On Wednesday, the United States Supreme Court heard oral arguments in the case Espinoza vs. Montana Board of Revenue, a case that could have the effect of mandating public support for religious education. A verdict in favor of the plaintiffs would amount to a distinct undermining of the U.S. Constitution’s Establishment clause – an uneasy prospect for members of minority religions like those under the umbrella of modern Paganism, whose rights are already often infringed despite our supposed First Amendment rights.
On its face, Espinoza appears to be a matter for small claims court rather than the nation’s highest judges. At its core, the case concerns a now-defunct $150 tax credit for donations to organizations that provide scholarships for private schools. Montana’s Supreme Court ruled that this tax credit violated a clause in the state constitution which bans “direct or indirect” funding for schools that are “controlled in whole or in part by any church, sect, or denomination.” This clause is known as a “Blaine amendment” after James G. Blaine, a representative from Maine who attempted to pass a similar amendment to the U.S. Constitution in the 1870s. 39 states have Blaine clauses in their state constitutions.
As a result of the ruling, the Montana Supreme Court struck down the program in its entirety – the tax credit program no longer exists, and neither secular private schools nor those affiliated with churches can make use of it. But Espinoza claims that the Blaine amendment violates the federal constitution’s Free Exercise clause – and that once the state allowed public funding for any private schools, it is not only obligated to make that funding available to religious schools but that it cannot stop providing that funding at all. To do so, they argue, would be discrimination against their religious practices.

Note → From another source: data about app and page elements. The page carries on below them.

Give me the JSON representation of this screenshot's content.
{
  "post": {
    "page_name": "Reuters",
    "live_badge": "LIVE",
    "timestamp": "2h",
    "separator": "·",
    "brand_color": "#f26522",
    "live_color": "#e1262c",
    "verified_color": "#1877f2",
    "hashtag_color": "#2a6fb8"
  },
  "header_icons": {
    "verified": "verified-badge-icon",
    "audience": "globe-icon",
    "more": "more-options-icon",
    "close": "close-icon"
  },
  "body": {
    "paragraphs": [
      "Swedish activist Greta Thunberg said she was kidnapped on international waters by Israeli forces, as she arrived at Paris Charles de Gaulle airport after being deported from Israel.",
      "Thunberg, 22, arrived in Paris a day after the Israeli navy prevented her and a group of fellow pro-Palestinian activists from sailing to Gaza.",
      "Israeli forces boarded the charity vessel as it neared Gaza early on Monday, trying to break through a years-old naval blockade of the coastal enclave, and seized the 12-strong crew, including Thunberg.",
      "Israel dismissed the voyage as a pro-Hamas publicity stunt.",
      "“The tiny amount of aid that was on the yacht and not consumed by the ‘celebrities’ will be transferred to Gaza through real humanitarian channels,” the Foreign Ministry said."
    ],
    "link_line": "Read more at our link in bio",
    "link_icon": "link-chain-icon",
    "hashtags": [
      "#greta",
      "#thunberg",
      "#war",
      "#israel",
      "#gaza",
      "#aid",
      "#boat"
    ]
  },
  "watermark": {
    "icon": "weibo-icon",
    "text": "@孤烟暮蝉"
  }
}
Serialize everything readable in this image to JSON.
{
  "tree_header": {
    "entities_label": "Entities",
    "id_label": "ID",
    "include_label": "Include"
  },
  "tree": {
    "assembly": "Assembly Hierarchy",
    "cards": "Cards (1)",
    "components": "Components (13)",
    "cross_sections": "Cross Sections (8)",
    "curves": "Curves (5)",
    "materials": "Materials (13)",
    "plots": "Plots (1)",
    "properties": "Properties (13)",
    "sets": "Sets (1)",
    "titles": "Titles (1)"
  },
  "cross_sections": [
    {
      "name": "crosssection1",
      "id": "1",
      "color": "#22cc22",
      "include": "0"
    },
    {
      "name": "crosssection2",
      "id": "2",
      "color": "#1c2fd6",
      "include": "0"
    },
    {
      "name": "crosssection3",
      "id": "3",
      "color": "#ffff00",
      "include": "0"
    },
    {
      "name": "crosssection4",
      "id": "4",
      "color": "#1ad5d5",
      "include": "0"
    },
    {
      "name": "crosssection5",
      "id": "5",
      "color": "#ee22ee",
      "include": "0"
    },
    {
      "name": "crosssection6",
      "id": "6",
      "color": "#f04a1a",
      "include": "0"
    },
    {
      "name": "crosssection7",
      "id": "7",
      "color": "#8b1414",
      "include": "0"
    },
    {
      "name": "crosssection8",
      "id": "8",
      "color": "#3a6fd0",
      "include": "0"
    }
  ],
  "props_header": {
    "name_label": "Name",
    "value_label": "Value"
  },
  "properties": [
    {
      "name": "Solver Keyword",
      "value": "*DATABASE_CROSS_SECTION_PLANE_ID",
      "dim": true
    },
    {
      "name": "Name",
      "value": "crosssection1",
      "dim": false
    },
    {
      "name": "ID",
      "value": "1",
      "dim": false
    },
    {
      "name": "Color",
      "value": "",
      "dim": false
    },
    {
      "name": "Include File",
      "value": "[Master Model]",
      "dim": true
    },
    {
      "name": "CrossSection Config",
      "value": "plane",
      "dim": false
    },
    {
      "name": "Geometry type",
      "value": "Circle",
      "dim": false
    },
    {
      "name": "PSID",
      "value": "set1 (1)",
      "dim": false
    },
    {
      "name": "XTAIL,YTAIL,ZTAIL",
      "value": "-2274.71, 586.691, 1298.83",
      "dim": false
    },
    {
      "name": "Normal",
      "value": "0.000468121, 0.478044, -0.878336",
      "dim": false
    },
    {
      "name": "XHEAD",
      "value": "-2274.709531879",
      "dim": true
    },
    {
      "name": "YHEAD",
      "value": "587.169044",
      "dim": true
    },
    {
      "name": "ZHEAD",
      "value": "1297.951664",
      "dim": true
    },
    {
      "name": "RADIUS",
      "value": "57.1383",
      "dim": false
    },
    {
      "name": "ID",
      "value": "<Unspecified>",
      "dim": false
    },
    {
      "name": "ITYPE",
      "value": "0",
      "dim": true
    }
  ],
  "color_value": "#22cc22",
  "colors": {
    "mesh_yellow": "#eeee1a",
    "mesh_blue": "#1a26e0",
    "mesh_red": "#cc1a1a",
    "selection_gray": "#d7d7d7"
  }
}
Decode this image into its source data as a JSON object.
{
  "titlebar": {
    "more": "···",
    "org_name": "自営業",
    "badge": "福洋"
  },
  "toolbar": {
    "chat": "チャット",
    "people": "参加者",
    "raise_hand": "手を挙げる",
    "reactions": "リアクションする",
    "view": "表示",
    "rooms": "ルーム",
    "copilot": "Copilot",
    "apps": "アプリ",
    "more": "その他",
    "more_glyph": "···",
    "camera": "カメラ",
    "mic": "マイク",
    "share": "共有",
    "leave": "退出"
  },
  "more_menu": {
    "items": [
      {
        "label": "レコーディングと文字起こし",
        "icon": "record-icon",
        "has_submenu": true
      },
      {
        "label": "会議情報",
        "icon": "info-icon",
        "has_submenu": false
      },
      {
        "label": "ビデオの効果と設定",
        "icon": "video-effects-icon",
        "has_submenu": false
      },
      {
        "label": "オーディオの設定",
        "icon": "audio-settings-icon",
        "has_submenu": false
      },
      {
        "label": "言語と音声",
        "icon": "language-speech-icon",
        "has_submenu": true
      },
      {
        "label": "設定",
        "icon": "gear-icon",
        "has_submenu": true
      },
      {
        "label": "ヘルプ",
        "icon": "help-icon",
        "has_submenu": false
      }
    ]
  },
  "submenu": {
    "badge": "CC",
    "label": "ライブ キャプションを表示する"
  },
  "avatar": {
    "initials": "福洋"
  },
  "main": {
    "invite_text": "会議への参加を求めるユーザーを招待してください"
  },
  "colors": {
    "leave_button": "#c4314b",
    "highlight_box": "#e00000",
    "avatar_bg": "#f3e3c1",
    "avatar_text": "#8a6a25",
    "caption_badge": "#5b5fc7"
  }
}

If the plaintiffs succeed in their case – which seems likely, given that Espinoza, like so many Supreme Court cases, looks like it will be settled along partisan lines – it could have a number of dramatic effects on the separation of church and state in the U.S. For starters, it would further expand the use of taxpayer dollars for religious indoctrination, something that up until 2002’s Zelman vs. Simmons-Harris was rejected by the court. It would also set a precedent that, once a state had instituted a program like the one in Montana, it would no longer have the authority to end that program once it was in place, putting the rights of states to make laws in a strange position.
The results could be even more radical than they first appear. While the base claim is that if the state provides aid to secular private schools, then it must also provide that aid to religious private schools, the argument of the plaintiffs could go much further than that. According to National Public Radio’s recap of the arguments, the plaintiffs’ argument could go beyond simply equating secular and religious private schools, but go all the way to claiming religious private schools have a right to state funding on a level with public schools:
Justice Stephen Breyer wondered where the plaintiffs’ equal-treatment argument would end. He noted major school systems spend billions in taxpayer money to fund the public schools. “If I decide for you,” he asked, would these school systems “have to give proportionate amounts to parochial schools?”
Deputy Solicitor General Jeffrey Wall, representing the Trump administration, basically answered “yes.”
“You can’t deny a generally available public benefit” to an otherwise qualified institution “based solely on its religious character,” he said.
This would have the ultimate effect of transferring a huge proportion of taxpayer dollars toward religious schools, which are not bound to the same standards as public schools and which are free to discriminate in ways that public schools cannot. (In the interest of full disclosure, the author is employed by a professional association that advocates for public education.) It would also, as pointed out by Monica Kristin Blair in the Washington Post, lead to a substantial transfer of taxes toward schools that have historically been less integrated than public schools, reinforcing the U.S.’s historical lack of investment in the education of racial and ethnic minorities.
What galls them most about Espinoza is that, in its myopic focus on the individual desires of certain parents to use public funding to support their private faiths, it would force everyone else to give aid to religious teachings they may find personally appalling. “We are a Christian family and I want those values taught at school,” said Kendra Espinoza, the lead plaintiff in the case, as an explanation for why she brought it forward. “Our morals as a society come from the Bible.” But many of us hold morals that are totally opposed to what gets taught in schools like the Stillwater Christian School, where Espinoza’s children attend, and which has policies that actively discriminate against LGBTQ students and employees.
It is certainly the right of Ms. Espinoza to believe as she wishes, and, although sad and unfortunate, it is her right to send her children to be educated in those beliefs. But how is it right to force those of us who believe otherwise to fund that decision?
The continued wearing-away of the separation between church and state only benefits the religions who have enough power and capital to influence the state; Espinoza is just the latest attempt to give primarily Christian schools access to have public funds without any of the public accountability that should come with them.